November 8, 2010
Bob Ingrassia and a Pontian LeMans Sport

Bob and his (former) car in 1999

Pontiac is dead.

General Motors announced last year it would phase out the brand as part of a huge restructuring plan. Kind of like a trapped animal chewing off its own leg in a desperate attempt to save itself.

The end officially came last week, when GM’s contracts with the remaining Pontiac dealers expired.

I’m not a motor head, but I’m sad to see Pontiac go away. I’ve got great memories of owning a 1971 Pontiac LeMans Sport convertible. I bought the car in the mid-1990s for $3,500 while I was living in Dallas. Single, no kids, disposable income … added up to the chance to drive a cool car for a few years. After I landed a job in New York City, I sold the car to a pal.

gto

When you think about how much investment went into building the Pontiac brand over the decades, it’s amazing to think all that equity will just vanish. Pontiac, launched as a brand in 1926, helped define the American muscle car era of the 1960s. Many aficionados consider the early GTOs the ultimate muscle cars.

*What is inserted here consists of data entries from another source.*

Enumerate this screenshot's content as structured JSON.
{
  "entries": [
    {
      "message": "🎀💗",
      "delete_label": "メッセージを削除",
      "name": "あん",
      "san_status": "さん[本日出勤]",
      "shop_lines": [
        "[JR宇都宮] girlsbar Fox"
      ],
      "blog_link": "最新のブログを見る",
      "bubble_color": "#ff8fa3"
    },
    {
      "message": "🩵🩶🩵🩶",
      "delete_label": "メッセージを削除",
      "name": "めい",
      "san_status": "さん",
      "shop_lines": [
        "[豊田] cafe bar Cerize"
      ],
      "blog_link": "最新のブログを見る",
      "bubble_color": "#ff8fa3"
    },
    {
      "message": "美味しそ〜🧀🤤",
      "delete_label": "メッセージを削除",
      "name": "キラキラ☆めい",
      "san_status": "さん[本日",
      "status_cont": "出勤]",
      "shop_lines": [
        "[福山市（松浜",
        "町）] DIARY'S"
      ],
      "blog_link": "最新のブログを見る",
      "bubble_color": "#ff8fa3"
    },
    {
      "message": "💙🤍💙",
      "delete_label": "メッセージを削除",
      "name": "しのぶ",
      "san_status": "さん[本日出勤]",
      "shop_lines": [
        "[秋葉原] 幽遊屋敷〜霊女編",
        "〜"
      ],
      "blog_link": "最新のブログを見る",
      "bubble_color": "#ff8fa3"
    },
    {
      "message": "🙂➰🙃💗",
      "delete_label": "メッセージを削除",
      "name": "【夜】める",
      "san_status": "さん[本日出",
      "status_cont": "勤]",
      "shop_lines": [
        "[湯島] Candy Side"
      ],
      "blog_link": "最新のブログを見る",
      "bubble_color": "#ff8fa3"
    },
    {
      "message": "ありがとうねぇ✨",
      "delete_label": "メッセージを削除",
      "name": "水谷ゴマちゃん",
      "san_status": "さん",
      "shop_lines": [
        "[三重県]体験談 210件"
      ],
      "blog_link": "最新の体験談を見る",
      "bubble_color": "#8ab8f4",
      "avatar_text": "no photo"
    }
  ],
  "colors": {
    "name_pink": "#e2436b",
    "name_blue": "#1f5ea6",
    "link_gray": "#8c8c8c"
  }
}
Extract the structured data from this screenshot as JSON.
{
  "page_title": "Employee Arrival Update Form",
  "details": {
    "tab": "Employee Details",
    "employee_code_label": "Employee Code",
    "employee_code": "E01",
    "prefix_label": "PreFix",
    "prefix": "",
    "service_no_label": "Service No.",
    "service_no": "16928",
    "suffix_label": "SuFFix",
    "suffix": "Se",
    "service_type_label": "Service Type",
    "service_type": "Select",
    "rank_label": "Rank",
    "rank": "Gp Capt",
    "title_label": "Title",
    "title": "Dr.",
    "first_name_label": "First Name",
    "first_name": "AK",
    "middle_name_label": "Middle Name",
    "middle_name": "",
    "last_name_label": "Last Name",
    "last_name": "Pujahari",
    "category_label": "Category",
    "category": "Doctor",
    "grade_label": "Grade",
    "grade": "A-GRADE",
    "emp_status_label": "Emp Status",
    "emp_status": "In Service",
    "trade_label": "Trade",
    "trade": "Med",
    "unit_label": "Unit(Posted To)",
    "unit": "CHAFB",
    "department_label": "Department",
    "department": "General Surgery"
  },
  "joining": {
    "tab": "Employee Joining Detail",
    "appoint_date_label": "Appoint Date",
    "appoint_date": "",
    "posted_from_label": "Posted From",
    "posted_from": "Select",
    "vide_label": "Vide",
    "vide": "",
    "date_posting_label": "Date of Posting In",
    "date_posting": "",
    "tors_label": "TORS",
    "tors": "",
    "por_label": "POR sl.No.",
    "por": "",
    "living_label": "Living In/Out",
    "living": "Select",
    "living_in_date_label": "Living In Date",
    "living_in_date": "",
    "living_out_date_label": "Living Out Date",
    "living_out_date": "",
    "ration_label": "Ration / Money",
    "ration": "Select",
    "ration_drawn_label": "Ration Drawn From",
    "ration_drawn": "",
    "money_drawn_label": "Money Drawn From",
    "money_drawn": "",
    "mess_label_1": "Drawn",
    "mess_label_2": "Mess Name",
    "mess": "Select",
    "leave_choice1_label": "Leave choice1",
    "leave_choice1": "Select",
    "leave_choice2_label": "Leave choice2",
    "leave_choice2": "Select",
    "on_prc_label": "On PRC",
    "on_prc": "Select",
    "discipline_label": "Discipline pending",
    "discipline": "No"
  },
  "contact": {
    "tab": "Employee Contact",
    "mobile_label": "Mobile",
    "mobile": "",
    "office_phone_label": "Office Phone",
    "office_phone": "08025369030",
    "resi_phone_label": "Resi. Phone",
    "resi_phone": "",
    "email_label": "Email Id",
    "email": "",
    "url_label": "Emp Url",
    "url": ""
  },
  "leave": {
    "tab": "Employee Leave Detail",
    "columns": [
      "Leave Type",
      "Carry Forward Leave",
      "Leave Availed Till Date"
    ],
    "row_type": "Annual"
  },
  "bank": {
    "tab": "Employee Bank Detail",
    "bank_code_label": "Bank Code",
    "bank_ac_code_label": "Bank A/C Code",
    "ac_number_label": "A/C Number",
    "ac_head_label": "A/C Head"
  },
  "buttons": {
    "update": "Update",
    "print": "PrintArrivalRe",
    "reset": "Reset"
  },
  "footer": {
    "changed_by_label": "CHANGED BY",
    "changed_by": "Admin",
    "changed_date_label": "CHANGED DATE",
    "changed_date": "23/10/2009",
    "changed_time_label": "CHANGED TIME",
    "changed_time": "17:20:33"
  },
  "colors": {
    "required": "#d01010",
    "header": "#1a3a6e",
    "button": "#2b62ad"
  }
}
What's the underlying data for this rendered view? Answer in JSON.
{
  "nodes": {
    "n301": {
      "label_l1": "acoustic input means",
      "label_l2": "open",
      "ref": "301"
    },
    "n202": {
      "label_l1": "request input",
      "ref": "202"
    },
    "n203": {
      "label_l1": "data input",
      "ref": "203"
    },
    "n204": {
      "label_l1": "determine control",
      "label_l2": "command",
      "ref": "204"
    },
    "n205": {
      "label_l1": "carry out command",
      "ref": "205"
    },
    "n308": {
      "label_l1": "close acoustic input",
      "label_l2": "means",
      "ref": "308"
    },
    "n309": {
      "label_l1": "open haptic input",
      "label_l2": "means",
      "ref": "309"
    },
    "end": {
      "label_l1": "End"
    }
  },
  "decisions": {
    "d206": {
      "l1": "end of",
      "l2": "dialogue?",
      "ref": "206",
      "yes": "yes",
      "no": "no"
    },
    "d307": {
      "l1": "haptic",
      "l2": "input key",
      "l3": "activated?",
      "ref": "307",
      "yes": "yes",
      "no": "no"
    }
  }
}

Smokey and the BanditPontiac was seared into the consciousness of young men of a certain age with the release of “Smokey and the Bandit” in 1977. The film, starring Burt Reynolds and Sally Field, featured a black Special Edition Trans Am that remains instantly identifiable nearly 25 years later.

Another memorable Pontiac relic is the slogan, “We Build Excitement.” I heard that one thousands of times — and the slogan sticks with me to this day.

Even the ill-fated Pontiac Fiero, manufactured from 1984 to 1988, won some converts. Check out this story from KARE11 to see how powerful a certain car and brand can be. It’s the story of a young man obsessed with restoring a Fiero — and the kind strangers who help out when tragedy strikes.

So goodbye, Pontiac. It was nice knowin’ ya.